### Records provided:

- Opening Delimiter -

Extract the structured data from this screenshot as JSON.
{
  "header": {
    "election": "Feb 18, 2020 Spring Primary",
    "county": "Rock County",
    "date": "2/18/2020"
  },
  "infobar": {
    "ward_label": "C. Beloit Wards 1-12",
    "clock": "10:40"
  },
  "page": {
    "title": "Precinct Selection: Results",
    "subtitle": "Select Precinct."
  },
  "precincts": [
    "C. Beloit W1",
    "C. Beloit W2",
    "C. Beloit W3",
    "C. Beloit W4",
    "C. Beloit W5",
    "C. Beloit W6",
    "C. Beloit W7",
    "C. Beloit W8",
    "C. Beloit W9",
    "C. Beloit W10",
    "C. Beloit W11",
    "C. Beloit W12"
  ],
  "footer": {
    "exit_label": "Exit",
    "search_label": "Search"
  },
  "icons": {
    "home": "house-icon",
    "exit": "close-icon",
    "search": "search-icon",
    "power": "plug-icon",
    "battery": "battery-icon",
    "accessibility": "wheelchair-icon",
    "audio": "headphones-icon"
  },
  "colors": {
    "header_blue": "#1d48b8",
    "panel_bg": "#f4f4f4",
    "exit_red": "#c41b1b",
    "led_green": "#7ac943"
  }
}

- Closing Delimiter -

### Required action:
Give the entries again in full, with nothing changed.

### Finished exercise:
Extract the structured data from this screenshot as JSON.
{
  "header": {
    "election": "Feb 18, 2020 Spring Primary",
    "county": "Rock County",
    "date": "2/18/2020"
  },
  "infobar": {
    "ward_label": "C. Beloit Wards 1-12",
    "clock": "10:40"
  },
  "page": {
    "title": "Precinct Selection: Results",
    "subtitle": "Select Precinct."
  },
  "precincts": [
    "C. Beloit W1",
    "C. Beloit W2",
    "C. Beloit W3",
    "C. Beloit W4",
    "C. Beloit W5",
    "C. Beloit W6",
    "C. Beloit W7",
    "C. Beloit W8",
    "C. Beloit W9",
    "C. Beloit W10",
    "C. Beloit W11",
    "C. Beloit W12"
  ],
  "footer": {
    "exit_label": "Exit",
    "search_label": "Search"
  },
  "icons": {
    "home": "house-icon",
    "exit": "close-icon",
    "search": "search-icon",
    "power": "plug-icon",
    "battery": "battery-icon",
    "accessibility": "wheelchair-icon",
    "audio": "headphones-icon"
  },
  "colors": {
    "header_blue": "#1d48b8",
    "panel_bg": "#f4f4f4",
    "exit_red": "#c41b1b",
    "led_green": "#7ac943"
  }
}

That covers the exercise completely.